Famous for its food, silk and cinema, the point where north and south meet, and with a history by turns troubled and prosperous, Lyon is a city with many faces.
Located in the centre of France, Lyon has flourished over the centuries to become a thriving major city. From Bocuse to the Lumière brothers and Jean Moulin, from colourful silk workers to mischievous boys, not to mention Guignol, the famous offspring of the capital of the Gauls, whose silhouettes adorn the city's painted walls, still live on in the heart of the city.
With two hills and two rivers, the areas of Lyon are easy to find. At the bottom of Fourvière, the "hill that prays", Lyon Old Town is a pretty mishmash of buildings Italian Renaissance-inspired buildings, passageways and little cobbled streets dotted with vintage shops and traditional restaurants, leading to the beautiful Cathedral of Saint John the Baptist. From there take the old funicular to climb up the hill and explore the Fourvière Basilica, take in the panorama of the city or go back in time at the Roman amphitheatre or the adjoining Gallo-Roman Museum.
Further east, nestled between the Rhône and the Saône, is the Peninsula, with its wide, shop-lined avenues and impressive squares. Make time to wander around and do a spot of window-shopping, while admiring the majestic buildings, such as the City Hall, Opera House or Museum of Fine Arts.
In the northern part of the peninsula is the Croix-Rousse hill, an area with a typically Lyonnais atmosphere. Unlike its counterpart, the Croix-Rousse hill is traditionally an area of industry, with its silk workers, looms and silk manufacturing. With a joyfully informal atmosphere, Croix-Rousse market is another local institution where you can pick up some tasty treats.
Among the many museums, several recount the city's history and culture, be it cinema, silk, the exploits of the resistance or even Guignol. To escape the urban jungle, the Parc de la Tête d'Or is a huge haven of greenery. And if you're not bothered by crowds, come around 8 December for the Festival of Lights to see the buildings lit up in lavish colours.
With an airport, several train stations and excellent road links, Lyon can be easily reached from all over France and abroad. Once there, you can move around the city easily with its handy and extensive underground, bus and tram system. The city's self-service bicycle rental scheme, Vélo'v, is the perfect solution for more sporty types. Just watch out!
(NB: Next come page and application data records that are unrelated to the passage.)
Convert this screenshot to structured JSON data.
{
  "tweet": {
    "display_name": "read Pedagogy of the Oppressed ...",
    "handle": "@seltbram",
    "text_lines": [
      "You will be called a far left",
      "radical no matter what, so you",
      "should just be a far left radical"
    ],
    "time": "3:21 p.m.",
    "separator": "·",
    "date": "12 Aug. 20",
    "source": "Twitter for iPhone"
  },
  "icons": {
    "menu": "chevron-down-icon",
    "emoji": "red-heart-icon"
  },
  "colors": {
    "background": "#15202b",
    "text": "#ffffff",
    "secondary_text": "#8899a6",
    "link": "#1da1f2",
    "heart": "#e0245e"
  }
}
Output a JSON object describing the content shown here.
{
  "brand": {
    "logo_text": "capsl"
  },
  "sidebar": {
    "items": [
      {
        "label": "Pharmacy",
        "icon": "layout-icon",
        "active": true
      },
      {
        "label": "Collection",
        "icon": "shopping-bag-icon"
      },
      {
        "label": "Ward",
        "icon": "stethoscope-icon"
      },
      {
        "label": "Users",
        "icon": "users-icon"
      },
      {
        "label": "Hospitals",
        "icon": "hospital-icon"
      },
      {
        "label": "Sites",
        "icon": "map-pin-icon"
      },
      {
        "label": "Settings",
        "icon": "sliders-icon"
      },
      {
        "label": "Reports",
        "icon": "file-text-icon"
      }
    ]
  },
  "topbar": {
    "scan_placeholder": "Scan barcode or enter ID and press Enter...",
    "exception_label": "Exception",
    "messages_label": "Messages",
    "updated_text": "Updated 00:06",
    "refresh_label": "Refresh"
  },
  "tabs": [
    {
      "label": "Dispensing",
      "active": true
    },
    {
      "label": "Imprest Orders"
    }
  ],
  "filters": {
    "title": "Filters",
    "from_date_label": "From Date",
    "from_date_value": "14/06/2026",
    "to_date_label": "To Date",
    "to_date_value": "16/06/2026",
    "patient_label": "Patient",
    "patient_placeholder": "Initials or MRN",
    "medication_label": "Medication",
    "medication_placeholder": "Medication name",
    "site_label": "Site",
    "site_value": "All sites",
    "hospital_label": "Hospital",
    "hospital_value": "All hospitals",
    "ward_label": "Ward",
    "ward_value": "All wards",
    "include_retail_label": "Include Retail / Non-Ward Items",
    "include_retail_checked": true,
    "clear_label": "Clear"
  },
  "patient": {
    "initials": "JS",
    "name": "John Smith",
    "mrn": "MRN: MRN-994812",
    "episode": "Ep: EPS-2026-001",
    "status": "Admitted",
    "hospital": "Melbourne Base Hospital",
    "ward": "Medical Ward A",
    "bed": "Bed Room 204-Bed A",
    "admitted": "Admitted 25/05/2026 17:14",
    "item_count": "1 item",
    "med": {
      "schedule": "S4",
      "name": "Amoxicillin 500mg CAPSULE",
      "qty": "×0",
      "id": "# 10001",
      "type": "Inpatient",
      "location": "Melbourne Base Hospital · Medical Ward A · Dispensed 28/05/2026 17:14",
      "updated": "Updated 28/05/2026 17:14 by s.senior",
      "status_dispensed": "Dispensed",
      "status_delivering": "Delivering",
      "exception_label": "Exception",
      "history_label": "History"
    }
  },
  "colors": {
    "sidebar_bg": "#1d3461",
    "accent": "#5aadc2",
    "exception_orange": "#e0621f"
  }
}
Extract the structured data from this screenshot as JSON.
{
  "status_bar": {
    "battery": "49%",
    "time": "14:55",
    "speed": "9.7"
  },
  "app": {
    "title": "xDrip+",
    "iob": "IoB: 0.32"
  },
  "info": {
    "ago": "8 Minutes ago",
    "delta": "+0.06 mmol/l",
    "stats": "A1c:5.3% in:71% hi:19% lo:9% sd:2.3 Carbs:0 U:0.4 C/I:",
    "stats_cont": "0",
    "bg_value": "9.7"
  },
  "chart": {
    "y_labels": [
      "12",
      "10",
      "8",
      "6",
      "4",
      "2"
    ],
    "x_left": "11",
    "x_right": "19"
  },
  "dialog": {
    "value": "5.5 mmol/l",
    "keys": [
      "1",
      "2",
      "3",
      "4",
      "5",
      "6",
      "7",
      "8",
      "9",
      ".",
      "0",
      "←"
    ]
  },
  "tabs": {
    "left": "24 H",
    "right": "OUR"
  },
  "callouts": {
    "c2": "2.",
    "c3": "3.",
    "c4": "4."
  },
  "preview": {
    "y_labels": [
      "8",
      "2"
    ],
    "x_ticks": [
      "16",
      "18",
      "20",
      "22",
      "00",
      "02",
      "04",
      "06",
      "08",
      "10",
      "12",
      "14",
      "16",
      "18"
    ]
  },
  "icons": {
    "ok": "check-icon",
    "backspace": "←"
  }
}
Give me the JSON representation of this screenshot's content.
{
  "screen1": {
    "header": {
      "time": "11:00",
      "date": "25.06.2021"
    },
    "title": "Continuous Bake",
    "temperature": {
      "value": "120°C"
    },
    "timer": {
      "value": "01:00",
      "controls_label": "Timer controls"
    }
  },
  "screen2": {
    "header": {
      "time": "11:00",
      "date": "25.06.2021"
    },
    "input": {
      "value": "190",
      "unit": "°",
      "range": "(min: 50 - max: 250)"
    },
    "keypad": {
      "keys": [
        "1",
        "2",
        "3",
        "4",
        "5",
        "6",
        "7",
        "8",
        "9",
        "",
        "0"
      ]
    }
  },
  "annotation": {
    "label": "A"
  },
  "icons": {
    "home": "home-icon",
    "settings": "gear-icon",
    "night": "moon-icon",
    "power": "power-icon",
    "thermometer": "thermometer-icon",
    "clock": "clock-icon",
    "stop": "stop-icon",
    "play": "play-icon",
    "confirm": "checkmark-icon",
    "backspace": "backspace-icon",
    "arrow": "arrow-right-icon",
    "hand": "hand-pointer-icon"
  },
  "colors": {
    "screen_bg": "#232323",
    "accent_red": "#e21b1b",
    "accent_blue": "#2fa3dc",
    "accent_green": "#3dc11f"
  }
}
With its unique history and geography, Lyon is a foodie destination whose secret flavours will delight all your senses!